Aim of the exercise
Across these entries, how many lines contain the word "true"? Answer with only the number.

App and web page records
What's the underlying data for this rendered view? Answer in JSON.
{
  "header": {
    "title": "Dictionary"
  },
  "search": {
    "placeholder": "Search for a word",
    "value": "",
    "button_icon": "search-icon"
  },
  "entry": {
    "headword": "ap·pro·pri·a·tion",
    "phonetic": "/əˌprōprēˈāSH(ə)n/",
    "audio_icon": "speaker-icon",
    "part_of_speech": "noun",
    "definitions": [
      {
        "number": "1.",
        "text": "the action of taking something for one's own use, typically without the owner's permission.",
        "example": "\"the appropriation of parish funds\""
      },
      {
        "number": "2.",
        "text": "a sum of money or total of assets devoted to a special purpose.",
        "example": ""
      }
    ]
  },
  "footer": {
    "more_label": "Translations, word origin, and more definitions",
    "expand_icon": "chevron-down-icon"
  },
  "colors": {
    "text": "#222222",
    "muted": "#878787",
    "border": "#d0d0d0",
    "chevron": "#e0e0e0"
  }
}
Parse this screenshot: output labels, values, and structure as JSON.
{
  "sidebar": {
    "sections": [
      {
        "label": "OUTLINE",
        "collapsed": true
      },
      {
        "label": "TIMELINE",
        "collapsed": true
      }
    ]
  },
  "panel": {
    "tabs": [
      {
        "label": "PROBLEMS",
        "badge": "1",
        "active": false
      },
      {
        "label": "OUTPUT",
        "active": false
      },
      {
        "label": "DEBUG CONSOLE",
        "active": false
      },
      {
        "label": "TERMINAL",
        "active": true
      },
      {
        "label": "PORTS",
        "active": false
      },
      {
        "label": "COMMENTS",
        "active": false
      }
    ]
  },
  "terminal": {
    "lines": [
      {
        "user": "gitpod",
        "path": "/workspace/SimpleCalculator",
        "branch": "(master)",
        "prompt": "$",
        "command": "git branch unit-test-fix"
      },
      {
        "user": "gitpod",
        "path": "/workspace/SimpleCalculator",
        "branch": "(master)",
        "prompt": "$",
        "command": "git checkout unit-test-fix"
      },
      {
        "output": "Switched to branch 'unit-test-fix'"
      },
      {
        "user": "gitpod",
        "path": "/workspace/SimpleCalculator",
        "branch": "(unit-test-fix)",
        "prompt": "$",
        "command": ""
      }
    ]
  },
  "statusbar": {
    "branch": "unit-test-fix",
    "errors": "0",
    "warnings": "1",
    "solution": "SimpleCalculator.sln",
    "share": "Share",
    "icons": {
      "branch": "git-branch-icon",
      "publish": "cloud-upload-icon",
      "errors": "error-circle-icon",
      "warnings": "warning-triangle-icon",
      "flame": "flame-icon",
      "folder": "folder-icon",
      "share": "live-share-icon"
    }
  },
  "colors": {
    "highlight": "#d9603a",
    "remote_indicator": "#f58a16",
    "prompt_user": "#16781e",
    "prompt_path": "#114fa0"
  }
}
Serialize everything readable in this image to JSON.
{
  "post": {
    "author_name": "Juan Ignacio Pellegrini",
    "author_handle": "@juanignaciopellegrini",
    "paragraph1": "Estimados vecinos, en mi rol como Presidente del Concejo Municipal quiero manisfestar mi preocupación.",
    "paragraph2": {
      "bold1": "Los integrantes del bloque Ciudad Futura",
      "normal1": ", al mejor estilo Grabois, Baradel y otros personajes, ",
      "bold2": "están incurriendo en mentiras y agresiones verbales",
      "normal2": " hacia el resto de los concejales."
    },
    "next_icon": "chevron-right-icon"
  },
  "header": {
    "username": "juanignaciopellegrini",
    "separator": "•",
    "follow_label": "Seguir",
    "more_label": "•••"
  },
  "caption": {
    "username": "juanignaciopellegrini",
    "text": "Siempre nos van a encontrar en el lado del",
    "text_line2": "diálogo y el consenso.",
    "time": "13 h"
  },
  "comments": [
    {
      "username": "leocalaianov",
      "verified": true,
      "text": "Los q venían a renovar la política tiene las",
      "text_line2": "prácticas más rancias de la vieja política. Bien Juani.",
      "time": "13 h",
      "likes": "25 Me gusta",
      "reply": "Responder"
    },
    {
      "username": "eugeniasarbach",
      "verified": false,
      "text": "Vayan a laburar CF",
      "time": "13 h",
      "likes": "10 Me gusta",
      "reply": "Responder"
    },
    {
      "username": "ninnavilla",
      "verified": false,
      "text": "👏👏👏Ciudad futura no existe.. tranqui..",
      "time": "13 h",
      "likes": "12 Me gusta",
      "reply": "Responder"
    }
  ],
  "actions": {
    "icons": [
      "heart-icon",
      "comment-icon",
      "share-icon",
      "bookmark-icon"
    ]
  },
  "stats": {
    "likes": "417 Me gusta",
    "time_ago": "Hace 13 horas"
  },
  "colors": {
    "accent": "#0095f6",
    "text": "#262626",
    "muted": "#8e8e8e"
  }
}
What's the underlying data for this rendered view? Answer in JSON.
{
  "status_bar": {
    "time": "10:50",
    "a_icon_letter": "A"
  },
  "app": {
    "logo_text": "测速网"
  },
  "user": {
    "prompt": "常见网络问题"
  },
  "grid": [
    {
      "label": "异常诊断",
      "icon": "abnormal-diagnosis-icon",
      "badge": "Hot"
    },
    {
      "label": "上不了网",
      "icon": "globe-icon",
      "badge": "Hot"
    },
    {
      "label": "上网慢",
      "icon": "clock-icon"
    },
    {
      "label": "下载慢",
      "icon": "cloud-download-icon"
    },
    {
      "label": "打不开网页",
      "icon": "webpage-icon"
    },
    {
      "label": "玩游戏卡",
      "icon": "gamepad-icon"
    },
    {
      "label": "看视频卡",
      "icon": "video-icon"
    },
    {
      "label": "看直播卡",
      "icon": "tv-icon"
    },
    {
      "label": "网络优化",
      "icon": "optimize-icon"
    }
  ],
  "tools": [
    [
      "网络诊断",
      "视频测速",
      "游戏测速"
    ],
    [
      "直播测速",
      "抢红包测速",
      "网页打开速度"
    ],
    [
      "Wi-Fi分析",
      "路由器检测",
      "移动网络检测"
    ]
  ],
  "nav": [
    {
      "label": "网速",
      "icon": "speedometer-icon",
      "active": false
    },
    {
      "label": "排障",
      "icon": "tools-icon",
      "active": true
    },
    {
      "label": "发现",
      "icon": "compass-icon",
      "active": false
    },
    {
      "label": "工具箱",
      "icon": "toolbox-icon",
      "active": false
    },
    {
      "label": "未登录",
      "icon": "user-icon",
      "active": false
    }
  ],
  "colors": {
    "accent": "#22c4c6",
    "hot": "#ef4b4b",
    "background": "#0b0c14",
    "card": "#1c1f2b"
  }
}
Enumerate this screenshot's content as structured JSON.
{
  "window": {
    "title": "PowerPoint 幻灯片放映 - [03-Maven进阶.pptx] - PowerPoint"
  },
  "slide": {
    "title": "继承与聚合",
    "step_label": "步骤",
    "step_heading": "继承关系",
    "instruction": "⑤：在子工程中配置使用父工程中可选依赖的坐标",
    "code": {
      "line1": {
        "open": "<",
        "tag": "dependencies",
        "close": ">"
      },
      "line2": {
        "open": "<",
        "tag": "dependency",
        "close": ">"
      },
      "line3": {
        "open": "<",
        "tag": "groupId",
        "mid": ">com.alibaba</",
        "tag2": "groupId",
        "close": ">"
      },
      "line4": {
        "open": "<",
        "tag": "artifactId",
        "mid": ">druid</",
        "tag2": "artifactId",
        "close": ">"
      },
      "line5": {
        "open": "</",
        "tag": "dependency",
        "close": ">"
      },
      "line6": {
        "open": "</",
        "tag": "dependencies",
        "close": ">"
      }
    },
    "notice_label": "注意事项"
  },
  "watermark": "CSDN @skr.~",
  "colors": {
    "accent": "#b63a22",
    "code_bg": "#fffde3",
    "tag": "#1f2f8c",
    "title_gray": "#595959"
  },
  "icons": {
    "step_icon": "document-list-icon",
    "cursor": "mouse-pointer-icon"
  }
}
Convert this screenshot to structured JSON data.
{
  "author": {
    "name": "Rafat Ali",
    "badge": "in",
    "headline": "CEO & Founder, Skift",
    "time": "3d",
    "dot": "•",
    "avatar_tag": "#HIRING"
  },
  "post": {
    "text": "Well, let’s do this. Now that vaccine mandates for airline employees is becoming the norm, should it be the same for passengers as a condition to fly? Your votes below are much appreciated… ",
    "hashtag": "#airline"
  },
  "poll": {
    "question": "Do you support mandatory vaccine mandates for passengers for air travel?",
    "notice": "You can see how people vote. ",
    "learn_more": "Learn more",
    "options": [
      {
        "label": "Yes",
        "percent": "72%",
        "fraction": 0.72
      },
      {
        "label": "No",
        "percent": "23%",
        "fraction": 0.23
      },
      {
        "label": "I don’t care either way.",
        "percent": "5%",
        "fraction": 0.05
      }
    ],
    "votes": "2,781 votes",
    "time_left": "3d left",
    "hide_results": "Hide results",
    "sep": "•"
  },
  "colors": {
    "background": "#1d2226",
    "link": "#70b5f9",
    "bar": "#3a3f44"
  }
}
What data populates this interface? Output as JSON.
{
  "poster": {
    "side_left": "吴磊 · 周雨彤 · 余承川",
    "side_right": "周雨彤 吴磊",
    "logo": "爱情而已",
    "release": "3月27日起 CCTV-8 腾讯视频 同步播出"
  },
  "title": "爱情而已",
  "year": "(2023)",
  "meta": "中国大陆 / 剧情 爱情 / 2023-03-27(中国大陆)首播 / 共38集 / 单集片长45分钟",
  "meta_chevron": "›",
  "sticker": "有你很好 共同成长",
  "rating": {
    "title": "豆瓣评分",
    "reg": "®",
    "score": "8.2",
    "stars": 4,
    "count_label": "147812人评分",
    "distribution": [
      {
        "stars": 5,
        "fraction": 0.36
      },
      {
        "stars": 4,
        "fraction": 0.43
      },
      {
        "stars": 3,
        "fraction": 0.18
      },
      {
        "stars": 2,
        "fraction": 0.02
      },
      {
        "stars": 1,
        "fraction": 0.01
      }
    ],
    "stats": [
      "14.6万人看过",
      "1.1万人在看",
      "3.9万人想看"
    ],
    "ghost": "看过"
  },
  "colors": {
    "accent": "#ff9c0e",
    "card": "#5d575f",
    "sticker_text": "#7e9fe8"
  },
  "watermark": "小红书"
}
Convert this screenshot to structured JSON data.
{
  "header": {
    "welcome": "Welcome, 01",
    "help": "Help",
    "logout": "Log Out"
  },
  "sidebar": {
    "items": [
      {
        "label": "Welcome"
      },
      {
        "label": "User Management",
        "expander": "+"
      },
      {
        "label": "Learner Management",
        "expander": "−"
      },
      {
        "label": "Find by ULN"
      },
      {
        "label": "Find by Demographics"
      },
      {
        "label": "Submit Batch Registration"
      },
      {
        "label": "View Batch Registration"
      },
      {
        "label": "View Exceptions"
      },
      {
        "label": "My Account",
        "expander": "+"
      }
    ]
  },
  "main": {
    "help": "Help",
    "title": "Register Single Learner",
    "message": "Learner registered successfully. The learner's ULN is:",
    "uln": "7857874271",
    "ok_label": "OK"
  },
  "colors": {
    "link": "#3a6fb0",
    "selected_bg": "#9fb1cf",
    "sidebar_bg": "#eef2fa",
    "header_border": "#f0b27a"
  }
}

Answer below
5